§ WORK ORDER
Leaving out the pictures, reproduce each record exactly and in full.

#### SUPPLIED DATA

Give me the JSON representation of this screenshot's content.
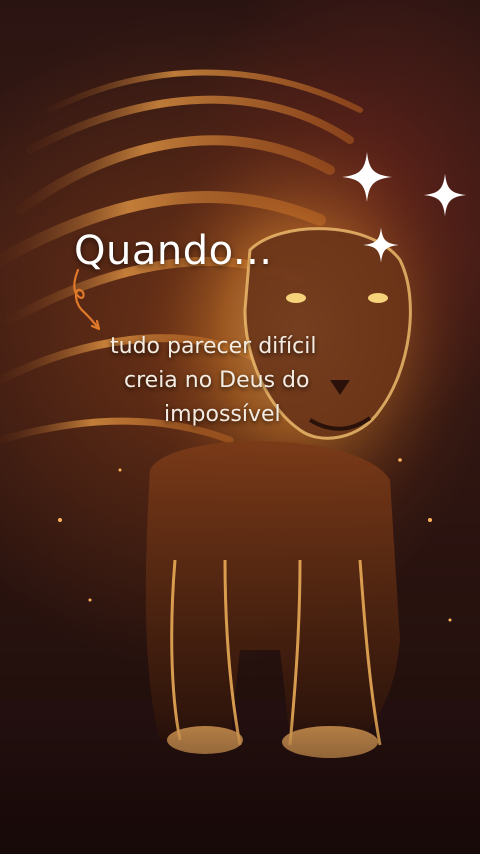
{
  "image": {
    "subject": "fiery-lion-icon"
  },
  "text": {
    "headline": "Quando...",
    "line1": "tudo parecer difícil",
    "line2": "creia no Deus do",
    "line3": "impossível"
  },
  "colors": {
    "text": "#ffffff",
    "arrow": "#e07a2a",
    "fire": "#f0a040",
    "background": "#2a1412"
  },
  "icons": [
    "curly-arrow-icon",
    "sparkle-icon"
  ]
}
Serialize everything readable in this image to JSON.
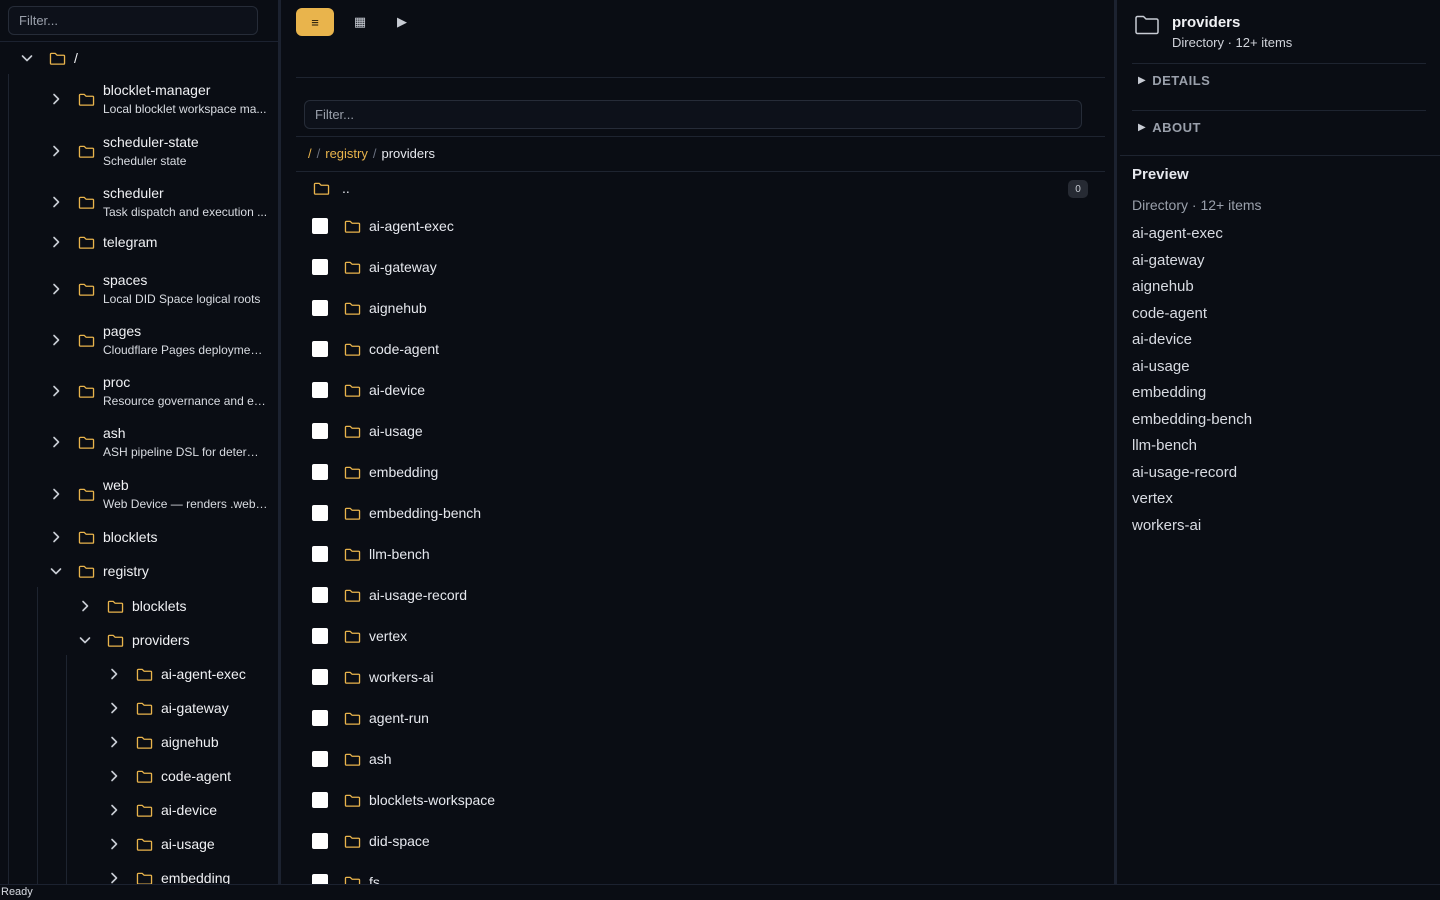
{
  "sidebar": {
    "filter_placeholder": "Filter...",
    "root_label": "/",
    "items": [
      {
        "label": "blocklet-manager",
        "desc": "Local blocklet workspace ma..."
      },
      {
        "label": "scheduler-state",
        "desc": "Scheduler state"
      },
      {
        "label": "scheduler",
        "desc": "Task dispatch and execution ..."
      },
      {
        "label": "telegram",
        "desc": ""
      },
      {
        "label": "spaces",
        "desc": "Local DID Space logical roots"
      },
      {
        "label": "pages",
        "desc": "Cloudflare Pages deployment..."
      },
      {
        "label": "proc",
        "desc": "Resource governance and ex..."
      },
      {
        "label": "ash",
        "desc": "ASH pipeline DSL for determi..."
      },
      {
        "label": "web",
        "desc": "Web Device — renders .web/..."
      },
      {
        "label": "blocklets",
        "desc": ""
      },
      {
        "label": "registry",
        "desc": ""
      }
    ],
    "registry_children": [
      {
        "label": "blocklets"
      },
      {
        "label": "providers"
      }
    ],
    "provider_children": [
      {
        "label": "ai-agent-exec"
      },
      {
        "label": "ai-gateway"
      },
      {
        "label": "aignehub"
      },
      {
        "label": "code-agent"
      },
      {
        "label": "ai-device"
      },
      {
        "label": "ai-usage"
      },
      {
        "label": "embedding"
      }
    ]
  },
  "toolbar": {
    "list_icon": "≡",
    "grid_icon": "▦",
    "play_icon": "▶"
  },
  "main": {
    "filter_placeholder": "Filter...",
    "breadcrumb": {
      "root": "/",
      "sep": "/",
      "parent": "registry",
      "current": "providers"
    },
    "up_label": "..",
    "count": "0",
    "files": [
      "ai-agent-exec",
      "ai-gateway",
      "aignehub",
      "code-agent",
      "ai-device",
      "ai-usage",
      "embedding",
      "embedding-bench",
      "llm-bench",
      "ai-usage-record",
      "vertex",
      "workers-ai",
      "agent-run",
      "ash",
      "blocklets-workspace",
      "did-space",
      "fs"
    ]
  },
  "right": {
    "title": "providers",
    "subtitle": "Directory · 12+ items",
    "details_label": "DETAILS",
    "about_label": "ABOUT",
    "preview_title": "Preview",
    "preview_sub": "Directory · 12+ items",
    "preview_items": [
      "ai-agent-exec",
      "ai-gateway",
      "aignehub",
      "code-agent",
      "ai-device",
      "ai-usage",
      "embedding",
      "embedding-bench",
      "llm-bench",
      "ai-usage-record",
      "vertex",
      "workers-ai"
    ]
  },
  "status": {
    "text": "Ready"
  },
  "colors": {
    "accent": "#e9b44c",
    "background": "#0a0d14"
  }
}
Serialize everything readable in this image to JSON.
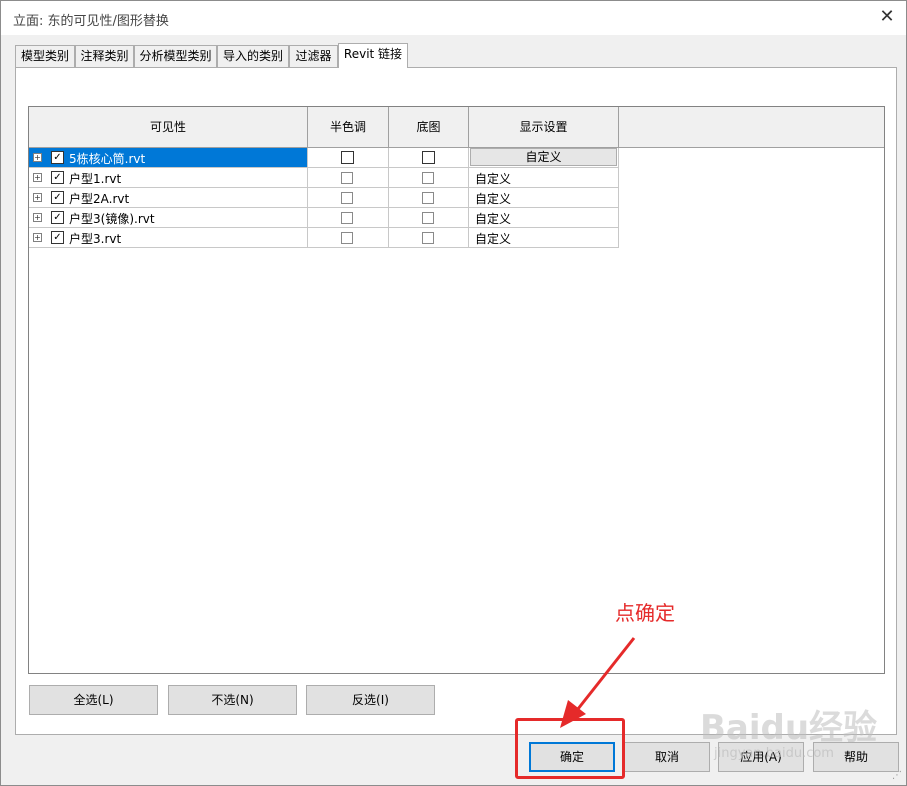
{
  "window": {
    "title": "立面: 东的可见性/图形替换",
    "close_glyph": "✕"
  },
  "tabs": [
    {
      "label": "模型类别"
    },
    {
      "label": "注释类别"
    },
    {
      "label": "分析模型类别"
    },
    {
      "label": "导入的类别"
    },
    {
      "label": "过滤器"
    },
    {
      "label": "Revit 链接"
    }
  ],
  "grid": {
    "columns": [
      "可见性",
      "半色调",
      "底图",
      "显示设置"
    ],
    "rows": [
      {
        "name": "5栋核心筒.rvt",
        "visible": true,
        "halftone": false,
        "underlay": false,
        "display": "自定义",
        "selected": true
      },
      {
        "name": "户型1.rvt",
        "visible": true,
        "halftone": false,
        "underlay": false,
        "display": "自定义",
        "selected": false
      },
      {
        "name": "户型2A.rvt",
        "visible": true,
        "halftone": false,
        "underlay": false,
        "display": "自定义",
        "selected": false
      },
      {
        "name": "户型3(镜像).rvt",
        "visible": true,
        "halftone": false,
        "underlay": false,
        "display": "自定义",
        "selected": false
      },
      {
        "name": "户型3.rvt",
        "visible": true,
        "halftone": false,
        "underlay": false,
        "display": "自定义",
        "selected": false
      }
    ]
  },
  "buttons": {
    "select_all": "全选(L)",
    "select_none": "不选(N)",
    "invert": "反选(I)",
    "ok": "确定",
    "cancel": "取消",
    "apply": "应用(A)",
    "help": "帮助"
  },
  "annotation": {
    "text": "点确定",
    "color": "#e52a2a"
  },
  "watermark": {
    "text": "Baidu经验",
    "sub": "jingyan.baidu.com"
  },
  "colors": {
    "selection": "#0078d7",
    "annotation": "#e52a2a"
  }
}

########

§ RESULT OF THIS EXERCISE
Give me the JSON representation of this screenshot's content.
{
  "image": {
    "subject": "fiery-lion-icon"
  },
  "text": {
    "headline": "Quando...",
    "line1": "tudo parecer difícil",
    "line2": "creia no Deus do",
    "line3": "impossível"
  },
  "colors": {
    "text": "#ffffff",
    "arrow": "#e07a2a",
    "fire": "#f0a040",
    "background": "#2a1412"
  },
  "icons": [
    "curly-arrow-icon",
    "sparkle-icon"
  ]
}
Serialize everything readable in this image to JSON.
{
  "sidebar": {
    "filter_placeholder": "Filter...",
    "root_label": "/",
    "items": [
      {
        "label": "blocklet-manager",
        "desc": "Local blocklet workspace ma..."
      },
      {
        "label": "scheduler-state",
        "desc": "Scheduler state"
      },
      {
        "label": "scheduler",
        "desc": "Task dispatch and execution ..."
      },
      {
        "label": "telegram",
        "desc": ""
      },
      {
        "label": "spaces",
        "desc": "Local DID Space logical roots"
      },
      {
        "label": "pages",
        "desc": "Cloudflare Pages deployment..."
      },
      {
        "label": "proc",
        "desc": "Resource governance and ex..."
      },
      {
        "label": "ash",
        "desc": "ASH pipeline DSL for determi..."
      },
      {
        "label": "web",
        "desc": "Web Device — renders .web/..."
      },
      {
        "label": "blocklets",
        "desc": ""
      },
      {
        "label": "registry",
        "desc": ""
      }
    ],
    "registry_children": [
      {
        "label": "blocklets"
      },
      {
        "label": "providers"
      }
    ],
    "provider_children": [
      {
        "label": "ai-agent-exec"
      },
      {
        "label": "ai-gateway"
      },
      {
        "label": "aignehub"
      },
      {
        "label": "code-agent"
      },
      {
        "label": "ai-device"
      },
      {
        "label": "ai-usage"
      },
      {
        "label": "embedding"
      }
    ]
  },
  "toolbar": {
    "list_icon": "≡",
    "grid_icon": "▦",
    "play_icon": "▶"
  },
  "main": {
    "filter_placeholder": "Filter...",
    "breadcrumb": {
      "root": "/",
      "sep": "/",
      "parent": "registry",
      "current": "providers"
    },
    "up_label": "..",
    "count": "0",
    "files": [
      "ai-agent-exec",
      "ai-gateway",
      "aignehub",
      "code-agent",
      "ai-device",
      "ai-usage",
      "embedding",
      "embedding-bench",
      "llm-bench",
      "ai-usage-record",
      "vertex",
      "workers-ai",
      "agent-run",
      "ash",
      "blocklets-workspace",
      "did-space",
      "fs"
    ]
  },
  "right": {
    "title": "providers",
    "subtitle": "Directory · 12+ items",
    "details_label": "DETAILS",
    "about_label": "ABOUT",
    "preview_title": "Preview",
    "preview_sub": "Directory · 12+ items",
    "preview_items": [
      "ai-agent-exec",
      "ai-gateway",
      "aignehub",
      "code-agent",
      "ai-device",
      "ai-usage",
      "embedding",
      "embedding-bench",
      "llm-bench",
      "ai-usage-record",
      "vertex",
      "workers-ai"
    ]
  },
  "status": {
    "text": "Ready"
  },
  "colors": {
    "accent": "#e9b44c",
    "background": "#0a0d14"
  }
}
Serialize everything readable in this image to JSON.
{
  "window": {
    "title": "立面: 东的可见性/图形替换",
    "close_glyph": "✕"
  },
  "tabs": [
    {
      "label": "模型类别"
    },
    {
      "label": "注释类别"
    },
    {
      "label": "分析模型类别"
    },
    {
      "label": "导入的类别"
    },
    {
      "label": "过滤器"
    },
    {
      "label": "Revit 链接"
    }
  ],
  "grid": {
    "columns": [
      "可见性",
      "半色调",
      "底图",
      "显示设置"
    ],
    "rows": [
      {
        "name": "5栋核心筒.rvt",
        "visible": true,
        "halftone": false,
        "underlay": false,
        "display": "自定义",
        "selected": true
      },
      {
        "name": "户型1.rvt",
        "visible": true,
        "halftone": false,
        "underlay": false,
        "display": "自定义",
        "selected": false
      },
      {
        "name": "户型2A.rvt",
        "visible": true,
        "halftone": false,
        "underlay": false,
        "display": "自定义",
        "selected": false
      },
      {
        "name": "户型3(镜像).rvt",
        "visible": true,
        "halftone": false,
        "underlay": false,
        "display": "自定义",
        "selected": false
      },
      {
        "name": "户型3.rvt",
        "visible": true,
        "halftone": false,
        "underlay": false,
        "display": "自定义",
        "selected": false
      }
    ]
  },
  "buttons": {
    "select_all": "全选(L)",
    "select_none": "不选(N)",
    "invert": "反选(I)",
    "ok": "确定",
    "cancel": "取消",
    "apply": "应用(A)",
    "help": "帮助"
  },
  "annotation": {
    "text": "点确定",
    "color": "#e52a2a"
  },
  "watermark": {
    "text": "Baidu经验",
    "sub": "jingyan.baidu.com"
  },
  "colors": {
    "selection": "#0078d7",
    "annotation": "#e52a2a"
  }
}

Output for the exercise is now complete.